My first one wanted a college smaller than her high school (3,500 students) and no further than 3.5 hours from our doorstep. It was easy and economical to take a few tours to compare and contrast. When we narrowed the field down by size and what we could afford, I (foolishly) thought I had found a great match school for her three hours and 41 minutes away and she was appalled. 3.5 and no more than 3.5 she said. I told her we could drive faster but she still refused to consider it. She found a school. And that was that. She has made a good match for herself.
My kids are different in what they want in a college
My son is very laid back. Very. Like-let’s check the pulse occasionally laid back. We both want him to find a good match college for him but our approach is “different.” He wants to go to college but is not likely to be THAT kid who does copious amounts of research in his spare time and I’ve heard through the grapevine that I need to “chill.”
If I light a fire under him, he simply absorbs the fire. So, I thought we could at least narrow the field of schools down. In contrast to his sister who wanted nearby, he wants to be as far as possible. Out of state and he does not mean a state that borders this one. If they started a school on the moon, he would quickly sign up to be part of the inaugural class at Moon School.
I beg him to give us something to work with. So, he takes a few days to think it over. Then this child looks at me placidly and says, “West?” We are in the Midwest. So “West” encompasses literally half of the United States. I need to chill. I’m aware.
And so, we press on. We have used Naviance and looked at good academic fit, west of us, within our price range, with his intended major, and high likelihood of admission. I have researched things like I’m about to write a dissertation. We have finally made a list.
My son and I have different ideas of the best school for him
Our biggest issue now is the gap between what I think would be best and what he thinks is best. Because we are not seeing the same person. He sees a nearly eighteen year old. I see that and the eight year old that once was, and the six year old and hints of twelve and a glimpse of him at 26 and so on…

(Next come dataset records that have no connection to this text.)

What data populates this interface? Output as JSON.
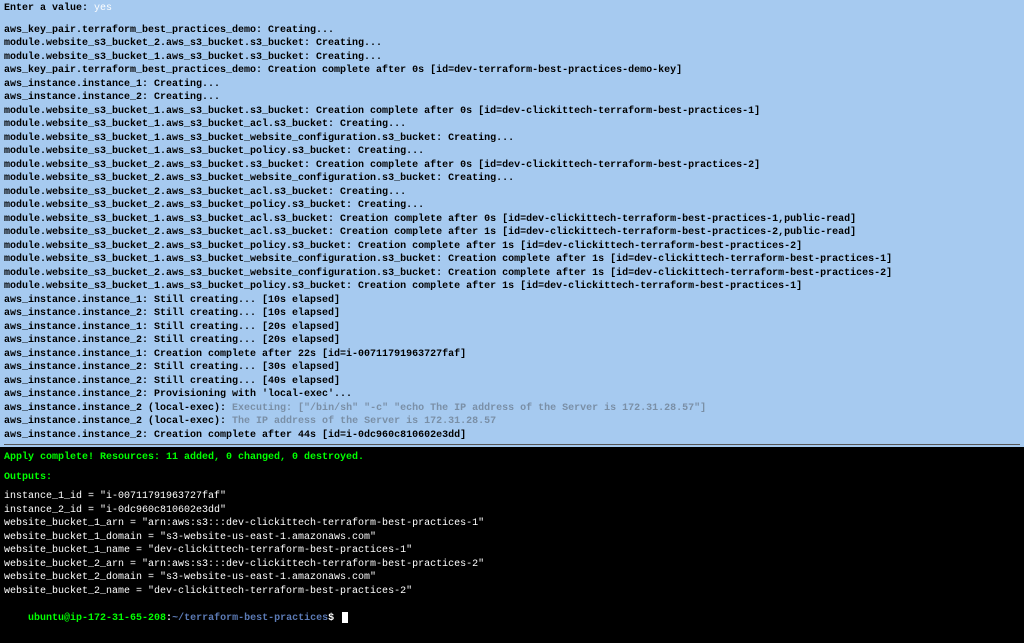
{
  "prompt": {
    "label": "  Enter a value: ",
    "input": "yes"
  },
  "top_lines": [
    {
      "t": "aws_key_pair.terraform_best_practices_demo: Creating..."
    },
    {
      "t": "module.website_s3_bucket_2.aws_s3_bucket.s3_bucket: Creating..."
    },
    {
      "t": "module.website_s3_bucket_1.aws_s3_bucket.s3_bucket: Creating..."
    },
    {
      "t": "aws_key_pair.terraform_best_practices_demo: Creation complete after 0s [id=dev-terraform-best-practices-demo-key]"
    },
    {
      "t": "aws_instance.instance_1: Creating..."
    },
    {
      "t": "aws_instance.instance_2: Creating..."
    },
    {
      "t": "module.website_s3_bucket_1.aws_s3_bucket.s3_bucket: Creation complete after 0s [id=dev-clickittech-terraform-best-practices-1]"
    },
    {
      "t": "module.website_s3_bucket_1.aws_s3_bucket_acl.s3_bucket: Creating..."
    },
    {
      "t": "module.website_s3_bucket_1.aws_s3_bucket_website_configuration.s3_bucket: Creating..."
    },
    {
      "t": "module.website_s3_bucket_1.aws_s3_bucket_policy.s3_bucket: Creating..."
    },
    {
      "t": "module.website_s3_bucket_2.aws_s3_bucket.s3_bucket: Creation complete after 0s [id=dev-clickittech-terraform-best-practices-2]"
    },
    {
      "t": "module.website_s3_bucket_2.aws_s3_bucket_website_configuration.s3_bucket: Creating..."
    },
    {
      "t": "module.website_s3_bucket_2.aws_s3_bucket_acl.s3_bucket: Creating..."
    },
    {
      "t": "module.website_s3_bucket_2.aws_s3_bucket_policy.s3_bucket: Creating..."
    },
    {
      "t": "module.website_s3_bucket_1.aws_s3_bucket_acl.s3_bucket: Creation complete after 0s [id=dev-clickittech-terraform-best-practices-1,public-read]"
    },
    {
      "t": "module.website_s3_bucket_2.aws_s3_bucket_acl.s3_bucket: Creation complete after 1s [id=dev-clickittech-terraform-best-practices-2,public-read]"
    },
    {
      "t": "module.website_s3_bucket_2.aws_s3_bucket_policy.s3_bucket: Creation complete after 1s [id=dev-clickittech-terraform-best-practices-2]"
    },
    {
      "t": "module.website_s3_bucket_1.aws_s3_bucket_website_configuration.s3_bucket: Creation complete after 1s [id=dev-clickittech-terraform-best-practices-1]"
    },
    {
      "t": "module.website_s3_bucket_2.aws_s3_bucket_website_configuration.s3_bucket: Creation complete after 1s [id=dev-clickittech-terraform-best-practices-2]"
    },
    {
      "t": "module.website_s3_bucket_1.aws_s3_bucket_policy.s3_bucket: Creation complete after 1s [id=dev-clickittech-terraform-best-practices-1]"
    },
    {
      "t": "aws_instance.instance_1: Still creating... [10s elapsed]"
    },
    {
      "t": "aws_instance.instance_2: Still creating... [10s elapsed]"
    },
    {
      "t": "aws_instance.instance_1: Still creating... [20s elapsed]"
    },
    {
      "t": "aws_instance.instance_2: Still creating... [20s elapsed]"
    },
    {
      "t": "aws_instance.instance_1: Creation complete after 22s [id=i-00711791963727faf]"
    },
    {
      "t": "aws_instance.instance_2: Still creating... [30s elapsed]"
    },
    {
      "t": "aws_instance.instance_2: Still creating... [40s elapsed]"
    },
    {
      "t": "aws_instance.instance_2: Provisioning with 'local-exec'..."
    },
    {
      "pre": "aws_instance.instance_2 (local-exec): ",
      "light": "Executing: [\"/bin/sh\" \"-c\" \"echo The IP address of the Server is 172.31.28.57\"]"
    },
    {
      "pre": "aws_instance.instance_2 (local-exec): ",
      "light": "The IP address of the Server is 172.31.28.57"
    },
    {
      "t": "aws_instance.instance_2: Creation complete after 44s [id=i-0dc960c810602e3dd]"
    }
  ],
  "apply_complete": "Apply complete! Resources: 11 added, 0 changed, 0 destroyed.",
  "outputs_header": "Outputs:",
  "outputs": [
    "instance_1_id = \"i-00711791963727faf\"",
    "instance_2_id = \"i-0dc960c810602e3dd\"",
    "website_bucket_1_arn = \"arn:aws:s3:::dev-clickittech-terraform-best-practices-1\"",
    "website_bucket_1_domain = \"s3-website-us-east-1.amazonaws.com\"",
    "website_bucket_1_name = \"dev-clickittech-terraform-best-practices-1\"",
    "website_bucket_2_arn = \"arn:aws:s3:::dev-clickittech-terraform-best-practices-2\"",
    "website_bucket_2_domain = \"s3-website-us-east-1.amazonaws.com\"",
    "website_bucket_2_name = \"dev-clickittech-terraform-best-practices-2\""
  ],
  "shell": {
    "user_host": "ubuntu@ip-172-31-65-208",
    "colon": ":",
    "path": "~/terraform-best-practices",
    "dollar": "$"
  }
}
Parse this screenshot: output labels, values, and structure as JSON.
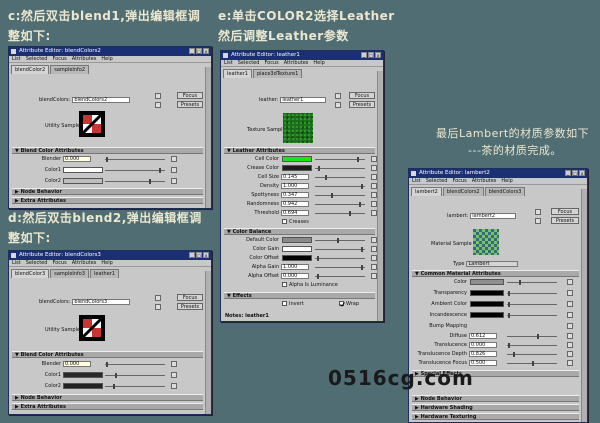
{
  "captions": {
    "c": "c:然后双击blend1,弹出编辑框调",
    "c2": "整如下:",
    "d": "d:然后双击blend2,弹出编辑框调",
    "d2": "整如下:",
    "e": "e:单击COLOR2选择Leather",
    "e2": "然后调整Leather参数",
    "f": "最后Lambert的材质参数如下",
    "f2": "---茶的材质完成。"
  },
  "menu": [
    "List",
    "Selected",
    "Focus",
    "Attributes",
    "Help"
  ],
  "win1": {
    "title": "Attribute Editor: blendColors2",
    "tabs": [
      "blendColor2",
      "sampleInfo2"
    ],
    "node_label": "blendColors:",
    "node_value": "blendColors2",
    "focus": "Focus",
    "presets": "Presets",
    "utility": "Utility Sample",
    "section": "Blend Color Attributes",
    "blender_lbl": "Blender",
    "blender_val": "0.000",
    "color1": "Color1",
    "color2": "Color2",
    "node_behavior": "Node Behavior",
    "extra": "Extra Attributes"
  },
  "win2": {
    "title": "Attribute Editor: blendColors3",
    "tabs": [
      "blendColor3",
      "sampleInfo3",
      "leather1"
    ],
    "node_label": "blendColors:",
    "node_value": "blendColors3",
    "focus": "Focus",
    "presets": "Presets",
    "utility": "Utility Sample",
    "section": "Blend Color Attributes",
    "blender_lbl": "Blender",
    "blender_val": "0.000",
    "color1": "Color1",
    "color2": "Color2",
    "node_behavior": "Node Behavior",
    "extra": "Extra Attributes"
  },
  "win3": {
    "title": "Attribute Editor: leather1",
    "tabs": [
      "leather1",
      "place3dTexture1"
    ],
    "node_label": "leather:",
    "node_value": "leather1",
    "focus": "Focus",
    "presets": "Presets",
    "sample": "Texture Sample",
    "section1": "Leather Attributes",
    "attrs": [
      {
        "l": "Cell Color",
        "v": ""
      },
      {
        "l": "Crease Color",
        "v": ""
      },
      {
        "l": "Cell Size",
        "v": "0.145"
      },
      {
        "l": "Density",
        "v": "1.000"
      },
      {
        "l": "Spottyness",
        "v": "0.347"
      },
      {
        "l": "Randomness",
        "v": "0.942"
      },
      {
        "l": "Threshold",
        "v": "0.694"
      }
    ],
    "creases": "Creases",
    "section2": "Color Balance",
    "attrs2": [
      {
        "l": "Default Color",
        "v": ""
      },
      {
        "l": "Color Gain",
        "v": ""
      },
      {
        "l": "Color Offset",
        "v": ""
      },
      {
        "l": "Alpha Gain",
        "v": "1.000"
      },
      {
        "l": "Alpha Offset",
        "v": "0.000"
      }
    ],
    "alpha_lum": "Alpha Is Luminance",
    "section3": "Effects",
    "invert": "Invert",
    "wrap": "Wrap",
    "notes": "Notes: leather1"
  },
  "win4": {
    "title": "Attribute Editor: lambert2",
    "tabs": [
      "lambert2",
      "blendColors2",
      "blendColors3"
    ],
    "node_label": "lambert:",
    "node_value": "lambert2",
    "focus": "Focus",
    "presets": "Presets",
    "sample": "Material Sample",
    "type_lbl": "Type",
    "type_val": "Lambert",
    "section": "Common Material Attributes",
    "attrs": [
      {
        "l": "Color",
        "v": ""
      },
      {
        "l": "Transparency",
        "v": ""
      },
      {
        "l": "Ambient Color",
        "v": ""
      },
      {
        "l": "Incandescence",
        "v": ""
      },
      {
        "l": "Bump Mapping",
        "v": ""
      },
      {
        "l": "Diffuse",
        "v": "0.612"
      },
      {
        "l": "Translucence",
        "v": "0.000"
      },
      {
        "l": "Translucence Depth",
        "v": "0.826"
      },
      {
        "l": "Translucence Focus",
        "v": "0.500"
      }
    ],
    "special": "Special Effects",
    "nb": "Node Behavior",
    "hs": "Hardware Shading",
    "ht": "Hardware Texturing"
  },
  "watermark": "0516cg.com"
}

Way back in the dark ages when I applied to college, the search was quite simple. None of this experience is remotely helpful now either. There was an acrylic stand in my high school guidance office filled with brochures. I loved the one for Montana State. There was an extremely handsome guy in a plaid shirt on a mountain wearing a backpack. Based on that, I thought it was definitely worth looking into. I loved everything about their school from those 3 shiny pages, but did feel a bit sad thinking he may not still be there by the time I could arrive on campus.
Applying to college was different back in my day
In the end, I applied to three places in state largely based on where my friends applied. The large public university, and two small private colleges. I hand wrote my sad little essay in black pen. I attached a photo of myself with a paperclip for one application. Who knows why? We didn’t ask such questions in the 1980’s. A month later I received the big envelopes (YAY) versus the small envelopes (BOO) about admissions decisions and then waited many weeks to see what financial aid would look like.
We and our kids, have access to so much more data that informs the application and admission process. Fold in social media and our students have even more information. Too much. They know what the dorms look like, seen what the football games look like, a science lab, a sorority rush, what a typical weekend looks like. They have countless websites and apps and viral TikToks that are all shaping what they think about a particular school, state, region. But just like the rest of the world is learning, it’s not prudent to judge our own lives against a heavily filtered feed.
I will be crossing my fingers he/we can make a good college choice. One that is a good fit for him. One that he is content with long term. One that forces students to call their mother often. Which school is that? What is more parental than trying to help them make good choices and eventually letting them go to hopefully make their own? He is on his own journey, on his own road. It’s just hard to stand on the shoulder of that road right now and watch him navigate. I want to cover my eyes sometimes.
By the time my third child graduates we will be fresh out of energy and money and so he will be going to clown college. I’ve already decided to steer him in this direction. Please don’t bother telling me to not give up on child number three. He has a big personality and would positively flourish in clown college.
Unfortunately, he has his sights set on a place in Ohio right now due to something he saw on YouTube. I’m hoping there is a great clown college program that we can afford in six more years. I’m sure there will be an app for that. But I doubt it will be very fun.
More Great Reading: